### WORK TO BE COMPLETED
Top to bottom, give the entries again exactly as written.

══ SOURCE MATERIAL

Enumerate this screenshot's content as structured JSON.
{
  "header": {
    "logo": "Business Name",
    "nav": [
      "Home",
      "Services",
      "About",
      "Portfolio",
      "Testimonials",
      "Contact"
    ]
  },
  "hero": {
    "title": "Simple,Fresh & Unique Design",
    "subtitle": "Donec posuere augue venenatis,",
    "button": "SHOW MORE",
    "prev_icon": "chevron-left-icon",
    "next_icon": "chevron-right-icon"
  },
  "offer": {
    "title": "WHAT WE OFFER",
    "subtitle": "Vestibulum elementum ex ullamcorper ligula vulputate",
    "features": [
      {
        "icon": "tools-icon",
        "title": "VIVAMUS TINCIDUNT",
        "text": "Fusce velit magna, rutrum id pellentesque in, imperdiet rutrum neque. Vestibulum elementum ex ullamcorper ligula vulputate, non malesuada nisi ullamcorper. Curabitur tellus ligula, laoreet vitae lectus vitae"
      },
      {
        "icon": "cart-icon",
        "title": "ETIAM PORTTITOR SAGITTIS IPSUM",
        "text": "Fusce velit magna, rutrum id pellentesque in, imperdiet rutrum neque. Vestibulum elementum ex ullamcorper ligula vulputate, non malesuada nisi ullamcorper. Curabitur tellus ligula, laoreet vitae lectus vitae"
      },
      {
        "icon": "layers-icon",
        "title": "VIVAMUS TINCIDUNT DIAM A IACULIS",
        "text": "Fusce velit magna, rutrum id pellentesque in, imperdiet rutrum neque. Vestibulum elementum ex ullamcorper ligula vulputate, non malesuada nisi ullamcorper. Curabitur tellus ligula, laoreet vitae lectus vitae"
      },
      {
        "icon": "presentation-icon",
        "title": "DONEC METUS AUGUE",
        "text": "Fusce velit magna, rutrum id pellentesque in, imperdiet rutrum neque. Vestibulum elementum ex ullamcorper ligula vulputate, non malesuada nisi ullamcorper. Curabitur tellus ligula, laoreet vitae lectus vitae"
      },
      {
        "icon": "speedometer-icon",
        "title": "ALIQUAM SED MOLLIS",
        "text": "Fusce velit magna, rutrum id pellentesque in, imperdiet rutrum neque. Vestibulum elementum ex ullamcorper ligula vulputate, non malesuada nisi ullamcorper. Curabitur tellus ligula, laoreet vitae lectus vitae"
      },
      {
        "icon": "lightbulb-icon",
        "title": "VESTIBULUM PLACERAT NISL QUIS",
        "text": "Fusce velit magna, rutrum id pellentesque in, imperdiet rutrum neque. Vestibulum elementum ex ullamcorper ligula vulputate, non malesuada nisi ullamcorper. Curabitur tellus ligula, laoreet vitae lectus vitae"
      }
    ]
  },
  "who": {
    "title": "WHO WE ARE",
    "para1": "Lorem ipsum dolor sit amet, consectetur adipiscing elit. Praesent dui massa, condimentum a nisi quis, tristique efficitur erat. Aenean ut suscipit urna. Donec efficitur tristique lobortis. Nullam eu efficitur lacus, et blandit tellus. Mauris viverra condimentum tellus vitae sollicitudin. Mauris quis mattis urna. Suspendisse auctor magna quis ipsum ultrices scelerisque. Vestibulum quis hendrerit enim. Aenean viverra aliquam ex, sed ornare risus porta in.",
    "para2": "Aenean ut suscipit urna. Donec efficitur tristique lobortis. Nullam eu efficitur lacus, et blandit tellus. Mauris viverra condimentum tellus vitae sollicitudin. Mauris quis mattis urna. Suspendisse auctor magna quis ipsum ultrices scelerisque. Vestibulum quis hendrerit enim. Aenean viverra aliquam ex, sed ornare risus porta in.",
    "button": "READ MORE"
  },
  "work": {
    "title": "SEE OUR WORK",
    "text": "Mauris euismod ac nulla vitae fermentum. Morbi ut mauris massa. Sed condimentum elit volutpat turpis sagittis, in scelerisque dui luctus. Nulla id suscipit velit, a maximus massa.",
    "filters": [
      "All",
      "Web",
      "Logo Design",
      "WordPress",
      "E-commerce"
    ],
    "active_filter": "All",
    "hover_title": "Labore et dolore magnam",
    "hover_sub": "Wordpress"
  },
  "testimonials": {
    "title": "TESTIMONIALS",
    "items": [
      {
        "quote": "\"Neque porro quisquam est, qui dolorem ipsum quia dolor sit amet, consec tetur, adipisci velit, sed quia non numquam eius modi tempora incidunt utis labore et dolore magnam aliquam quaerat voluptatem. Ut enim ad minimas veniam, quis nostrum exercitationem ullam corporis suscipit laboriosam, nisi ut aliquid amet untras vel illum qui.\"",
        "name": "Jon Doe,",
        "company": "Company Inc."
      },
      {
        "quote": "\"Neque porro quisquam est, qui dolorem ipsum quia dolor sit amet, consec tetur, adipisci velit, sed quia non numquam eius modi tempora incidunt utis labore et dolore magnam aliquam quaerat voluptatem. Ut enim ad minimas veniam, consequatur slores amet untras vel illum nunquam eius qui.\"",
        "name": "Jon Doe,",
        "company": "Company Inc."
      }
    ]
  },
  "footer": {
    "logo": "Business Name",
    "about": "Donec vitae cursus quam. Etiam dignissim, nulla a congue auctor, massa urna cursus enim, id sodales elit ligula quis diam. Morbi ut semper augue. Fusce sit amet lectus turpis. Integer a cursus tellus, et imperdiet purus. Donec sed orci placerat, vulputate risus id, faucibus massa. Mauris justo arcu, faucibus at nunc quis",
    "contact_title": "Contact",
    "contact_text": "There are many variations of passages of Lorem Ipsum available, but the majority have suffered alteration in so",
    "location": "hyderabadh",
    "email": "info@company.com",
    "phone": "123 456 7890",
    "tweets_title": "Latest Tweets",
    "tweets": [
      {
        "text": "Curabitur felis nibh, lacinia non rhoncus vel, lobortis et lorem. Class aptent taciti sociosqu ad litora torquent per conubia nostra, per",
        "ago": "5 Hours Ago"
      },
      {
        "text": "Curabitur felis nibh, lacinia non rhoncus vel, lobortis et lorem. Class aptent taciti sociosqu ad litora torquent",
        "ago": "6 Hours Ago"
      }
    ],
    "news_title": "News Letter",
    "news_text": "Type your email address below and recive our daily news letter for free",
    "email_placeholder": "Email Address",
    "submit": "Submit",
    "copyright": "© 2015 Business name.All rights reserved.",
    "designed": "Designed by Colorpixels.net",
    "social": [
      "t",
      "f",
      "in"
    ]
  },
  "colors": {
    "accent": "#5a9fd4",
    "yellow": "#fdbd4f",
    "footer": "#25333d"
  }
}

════

### RESULT
Enumerate this screenshot's content as structured JSON.
{
  "header": {
    "logo": "Business Name",
    "nav": [
      "Home",
      "Services",
      "About",
      "Portfolio",
      "Testimonials",
      "Contact"
    ]
  },
  "hero": {
    "title": "Simple,Fresh & Unique Design",
    "subtitle": "Donec posuere augue venenatis,",
    "button": "SHOW MORE",
    "prev_icon": "chevron-left-icon",
    "next_icon": "chevron-right-icon"
  },
  "offer": {
    "title": "WHAT WE OFFER",
    "subtitle": "Vestibulum elementum ex ullamcorper ligula vulputate",
    "features": [
      {
        "icon": "tools-icon",
        "title": "VIVAMUS TINCIDUNT",
        "text": "Fusce velit magna, rutrum id pellentesque in, imperdiet rutrum neque. Vestibulum elementum ex ullamcorper ligula vulputate, non malesuada nisi ullamcorper. Curabitur tellus ligula, laoreet vitae lectus vitae"
      },
      {
        "icon": "cart-icon",
        "title": "ETIAM PORTTITOR SAGITTIS IPSUM",
        "text": "Fusce velit magna, rutrum id pellentesque in, imperdiet rutrum neque. Vestibulum elementum ex ullamcorper ligula vulputate, non malesuada nisi ullamcorper. Curabitur tellus ligula, laoreet vitae lectus vitae"
      },
      {
        "icon": "layers-icon",
        "title": "VIVAMUS TINCIDUNT DIAM A IACULIS",
        "text": "Fusce velit magna, rutrum id pellentesque in, imperdiet rutrum neque. Vestibulum elementum ex ullamcorper ligula vulputate, non malesuada nisi ullamcorper. Curabitur tellus ligula, laoreet vitae lectus vitae"
      },
      {
        "icon": "presentation-icon",
        "title": "DONEC METUS AUGUE",
        "text": "Fusce velit magna, rutrum id pellentesque in, imperdiet rutrum neque. Vestibulum elementum ex ullamcorper ligula vulputate, non malesuada nisi ullamcorper. Curabitur tellus ligula, laoreet vitae lectus vitae"
      },
      {
        "icon": "speedometer-icon",
        "title": "ALIQUAM SED MOLLIS",
        "text": "Fusce velit magna, rutrum id pellentesque in, imperdiet rutrum neque. Vestibulum elementum ex ullamcorper ligula vulputate, non malesuada nisi ullamcorper. Curabitur tellus ligula, laoreet vitae lectus vitae"
      },
      {
        "icon": "lightbulb-icon",
        "title": "VESTIBULUM PLACERAT NISL QUIS",
        "text": "Fusce velit magna, rutrum id pellentesque in, imperdiet rutrum neque. Vestibulum elementum ex ullamcorper ligula vulputate, non malesuada nisi ullamcorper. Curabitur tellus ligula, laoreet vitae lectus vitae"
      }
    ]
  },
  "who": {
    "title": "WHO WE ARE",
    "para1": "Lorem ipsum dolor sit amet, consectetur adipiscing elit. Praesent dui massa, condimentum a nisi quis, tristique efficitur erat. Aenean ut suscipit urna. Donec efficitur tristique lobortis. Nullam eu efficitur lacus, et blandit tellus. Mauris viverra condimentum tellus vitae sollicitudin. Mauris quis mattis urna. Suspendisse auctor magna quis ipsum ultrices scelerisque. Vestibulum quis hendrerit enim. Aenean viverra aliquam ex, sed ornare risus porta in.",
    "para2": "Aenean ut suscipit urna. Donec efficitur tristique lobortis. Nullam eu efficitur lacus, et blandit tellus. Mauris viverra condimentum tellus vitae sollicitudin. Mauris quis mattis urna. Suspendisse auctor magna quis ipsum ultrices scelerisque. Vestibulum quis hendrerit enim. Aenean viverra aliquam ex, sed ornare risus porta in.",
    "button": "READ MORE"
  },
  "work": {
    "title": "SEE OUR WORK",
    "text": "Mauris euismod ac nulla vitae fermentum. Morbi ut mauris massa. Sed condimentum elit volutpat turpis sagittis, in scelerisque dui luctus. Nulla id suscipit velit, a maximus massa.",
    "filters": [
      "All",
      "Web",
      "Logo Design",
      "WordPress",
      "E-commerce"
    ],
    "active_filter": "All",
    "hover_title": "Labore et dolore magnam",
    "hover_sub": "Wordpress"
  },
  "testimonials": {
    "title": "TESTIMONIALS",
    "items": [
      {
        "quote": "\"Neque porro quisquam est, qui dolorem ipsum quia dolor sit amet, consec tetur, adipisci velit, sed quia non numquam eius modi tempora incidunt utis labore et dolore magnam aliquam quaerat voluptatem. Ut enim ad minimas veniam, quis nostrum exercitationem ullam corporis suscipit laboriosam, nisi ut aliquid amet untras vel illum qui.\"",
        "name": "Jon Doe,",
        "company": "Company Inc."
      },
      {
        "quote": "\"Neque porro quisquam est, qui dolorem ipsum quia dolor sit amet, consec tetur, adipisci velit, sed quia non numquam eius modi tempora incidunt utis labore et dolore magnam aliquam quaerat voluptatem. Ut enim ad minimas veniam, consequatur slores amet untras vel illum nunquam eius qui.\"",
        "name": "Jon Doe,",
        "company": "Company Inc."
      }
    ]
  },
  "footer": {
    "logo": "Business Name",
    "about": "Donec vitae cursus quam. Etiam dignissim, nulla a congue auctor, massa urna cursus enim, id sodales elit ligula quis diam. Morbi ut semper augue. Fusce sit amet lectus turpis. Integer a cursus tellus, et imperdiet purus. Donec sed orci placerat, vulputate risus id, faucibus massa. Mauris justo arcu, faucibus at nunc quis",
    "contact_title": "Contact",
    "contact_text": "There are many variations of passages of Lorem Ipsum available, but the majority have suffered alteration in so",
    "location": "hyderabadh",
    "email": "info@company.com",
    "phone": "123 456 7890",
    "tweets_title": "Latest Tweets",
    "tweets": [
      {
        "text": "Curabitur felis nibh, lacinia non rhoncus vel, lobortis et lorem. Class aptent taciti sociosqu ad litora torquent per conubia nostra, per",
        "ago": "5 Hours Ago"
      },
      {
        "text": "Curabitur felis nibh, lacinia non rhoncus vel, lobortis et lorem. Class aptent taciti sociosqu ad litora torquent",
        "ago": "6 Hours Ago"
      }
    ],
    "news_title": "News Letter",
    "news_text": "Type your email address below and recive our daily news letter for free",
    "email_placeholder": "Email Address",
    "submit": "Submit",
    "copyright": "© 2015 Business name.All rights reserved.",
    "designed": "Designed by Colorpixels.net",
    "social": [
      "t",
      "f",
      "in"
    ]
  },
  "colors": {
    "accent": "#5a9fd4",
    "yellow": "#fdbd4f",
    "footer": "#25333d"
  }
}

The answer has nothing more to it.